Objective: Borderline personality disorder is characterized by a lack of effective regulation of emotional responses. The authors investigated the role of the endogenous opioid system and μ-opioid receptors in emotion regulation in borderline personality disorder. Method: Mu-opioid receptor availability in vivo (nondisplaceable binding potential, or BPND) was measured with positron emission tomography and the selective radiotracer [11C] carfentanil during neutral and sustained sadness states in 18 unmedicated female patients with borderline personality disorder and 14 healthy female comparison subjects. Results: Patients showed greater regional μ-opioid BPND than did comparison subjects at baseline (neutral state) bilaterally in the orbitofrontal cortex, caudate, and nucleus accumbens and in the left amygdala, but lower BPND in the posterior thalamus. Sadness induction was associated with greater reductions in BPND (endogenous opioid system activation) in the patient group than in the comparison group in the pregenual anterior cingulate, left orbitofrontal cortex, left ventral pallidum, left amygdala, and left inferior temporal cortex. Patients showed evidence of endogenous opioid system deactivation in the left nucleus accumbens, the hypothalamus, and the right hippocampus/parahippocampus relative to comparison subjects. Correlations of baseline measures with the Dissociative Experiences Scale and endogenous opioid system activation with the Barratt Impulsiveness Scale did not remain significant after correction for multiple comparisons. Conclusions: Differences exist between patients with borderline personality disorder and comparison subjects in baseline in vivo μ-opioid receptor concentrations and in the endogenous opioid system response to a negative emotional challenge that can be related to some of the clinical characteristics of patients with borderline personality disorder.
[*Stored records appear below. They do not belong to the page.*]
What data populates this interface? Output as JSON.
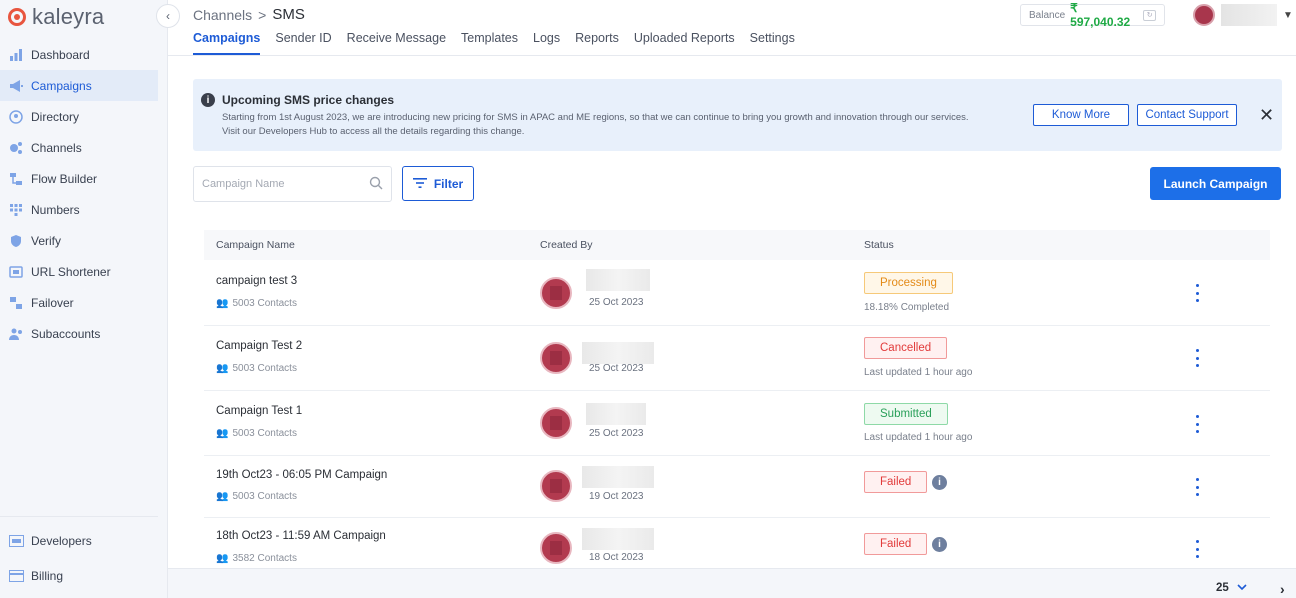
{
  "brand": {
    "name": "kaleyra"
  },
  "sidebar": {
    "items": [
      {
        "label": "Dashboard",
        "icon": "bar-chart-icon"
      },
      {
        "label": "Campaigns",
        "icon": "megaphone-icon",
        "active": true
      },
      {
        "label": "Directory",
        "icon": "contact-icon"
      },
      {
        "label": "Channels",
        "icon": "channels-icon"
      },
      {
        "label": "Flow Builder",
        "icon": "flow-icon"
      },
      {
        "label": "Numbers",
        "icon": "dialpad-icon"
      },
      {
        "label": "Verify",
        "icon": "shield-icon"
      },
      {
        "label": "URL Shortener",
        "icon": "link-icon"
      },
      {
        "label": "Failover",
        "icon": "failover-icon"
      },
      {
        "label": "Subaccounts",
        "icon": "users-icon"
      }
    ],
    "bottom_items": [
      {
        "label": "Developers",
        "icon": "code-icon"
      },
      {
        "label": "Billing",
        "icon": "billing-icon"
      }
    ]
  },
  "header": {
    "breadcrumb": {
      "parent": "Channels",
      "separator": ">",
      "current": "SMS"
    },
    "tabs": [
      "Campaigns",
      "Sender ID",
      "Receive Message",
      "Templates",
      "Logs",
      "Reports",
      "Uploaded Reports",
      "Settings"
    ],
    "active_tab": "Campaigns",
    "balance_label": "Balance",
    "balance_value": "₹ 597,040.32"
  },
  "banner": {
    "title": "Upcoming SMS price changes",
    "line1": "Starting from 1st August 2023, we are introducing new pricing for SMS in APAC and ME regions, so that we can continue to bring you growth and innovation through our services.",
    "line2": "Visit our Developers Hub to access all the details regarding this change.",
    "know_more": "Know More",
    "contact_support": "Contact Support",
    "close": "✕"
  },
  "toolbar": {
    "search_placeholder": "Campaign Name",
    "filter_label": "Filter",
    "launch_label": "Launch Campaign"
  },
  "table": {
    "columns": [
      "Campaign Name",
      "Created By",
      "Status"
    ],
    "rows": [
      {
        "name": "campaign test 3",
        "contacts": "5003 Contacts",
        "date": "25 Oct 2023",
        "status": "Processing",
        "substatus": "18.18% Completed"
      },
      {
        "name": "Campaign Test 2",
        "contacts": "5003 Contacts",
        "date": "25 Oct 2023",
        "status": "Cancelled",
        "substatus": "Last updated 1 hour ago"
      },
      {
        "name": "Campaign Test 1",
        "contacts": "5003 Contacts",
        "date": "25 Oct 2023",
        "status": "Submitted",
        "substatus": "Last updated 1 hour ago"
      },
      {
        "name": "19th Oct23 - 06:05 PM Campaign",
        "contacts": "5003 Contacts",
        "date": "19 Oct 2023",
        "status": "Failed",
        "substatus": ""
      },
      {
        "name": "18th Oct23 - 11:59 AM Campaign",
        "contacts": "3582 Contacts",
        "date": "18 Oct 2023",
        "status": "Failed",
        "substatus": ""
      }
    ]
  },
  "pagination": {
    "per_page": "25"
  },
  "colors": {
    "accent": "#1d5bd6",
    "primary_button": "#1d6fe8",
    "balance": "#1faa45"
  }
}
The regional network involved is implicated in the representation and regulation of emotion and stress responses.
ASJC Scopus subject areas
- Psychiatry and Mental health